CHICAGO — Canadian Pacific’s merger negotiations with Kansas City Southern are progressing in the wake of last week’s regulatory decision that dealt a blow to the proposed Canadian National-KCS combination.
“I believe, and I have high hopes, that we will come to a place when we finish these negotiations that we will be deemed superior,” CP CEO Keith Creel told the North American Rail Shippers conference today.
After the U.S. Surface Transportation Board last week rejected CN’s plans to put KCS into a voting trust as a key first step to their merger, CP gave KCS a Sept. 12 deadline to respond to its Aug. 10 merger bid.
The KCS board on Saturday unanimously determined that CP’s bid potentially could be deemed superior to the agreement it reached with Canadian National in May. And it resumed merger talks with CP [see “Kansas City Southern moves toward a merger agreement with Canadian Pacific,” Trains News Wire, Sept. 4, 2021]. Under its merger agreement with KCS, CN will have an opportunity to respond to CP’s offer to acquire KCS if KCS reaches a merger deal with CP.
Analysts have said it’s unlikely CN would seek to raise its bid in light of the STB decision, which cast doubt on a CN-KCS merger clearing the board’s tougher 2001 merger review rules. The CP-KCS combination will be judged under the board’s less onerous old rules.
If CP and KCS reach a merger deal, Creel says he expects the railways to file a merger application with the STB by mid-October, with approval possible roughly a year later.
“This story’s almost like a country-western song — we got together, then we broke up, now we hope to make up,” Creel says.
If the railroads ultimately merge, CP will be able to fine-tune Kansas City Southern’s operations, Creel says, including making better use of KCS’s locomotive fleet and making its shops more efficient.
Creel said he saw how KCS could improve car repairs during a town hall meeting and tour with KCS employees and CEO Pat Ottensmeyer earlier this year. The repair track had a two-day backlog of cars, yet the shop only worked one shift. To clear the backlog, CP would run three shifts and bring the car repair dwell down to a day, which puts customer cars back in service more quickly.
Creel praised KCS’s implementation of Precision Scheduled Railroading. But he said the railroad is still relatively early on in the process and would benefit from CP’s experience.
“I’m an operating guy, and I’m going to be boots on the ground.

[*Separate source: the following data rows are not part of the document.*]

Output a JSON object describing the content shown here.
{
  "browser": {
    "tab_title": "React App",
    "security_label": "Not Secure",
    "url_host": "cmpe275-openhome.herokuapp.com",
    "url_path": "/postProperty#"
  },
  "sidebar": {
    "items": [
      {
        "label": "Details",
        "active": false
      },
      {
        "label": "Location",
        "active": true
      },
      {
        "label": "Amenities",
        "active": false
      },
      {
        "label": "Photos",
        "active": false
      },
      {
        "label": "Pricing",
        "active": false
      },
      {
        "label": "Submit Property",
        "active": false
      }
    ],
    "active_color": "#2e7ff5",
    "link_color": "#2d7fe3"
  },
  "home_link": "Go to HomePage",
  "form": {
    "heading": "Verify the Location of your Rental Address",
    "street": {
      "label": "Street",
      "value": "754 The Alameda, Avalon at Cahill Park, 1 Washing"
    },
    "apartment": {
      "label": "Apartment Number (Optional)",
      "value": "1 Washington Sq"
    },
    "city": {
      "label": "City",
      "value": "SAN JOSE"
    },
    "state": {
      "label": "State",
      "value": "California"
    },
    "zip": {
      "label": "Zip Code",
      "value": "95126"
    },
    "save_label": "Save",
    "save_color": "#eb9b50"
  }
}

I’m going to be smelling the ballast, I’m going to be kicking the tires, I’m going to be out with the team because we will need those good railroaders from Kansas City Southern to partner with us,” Creel says.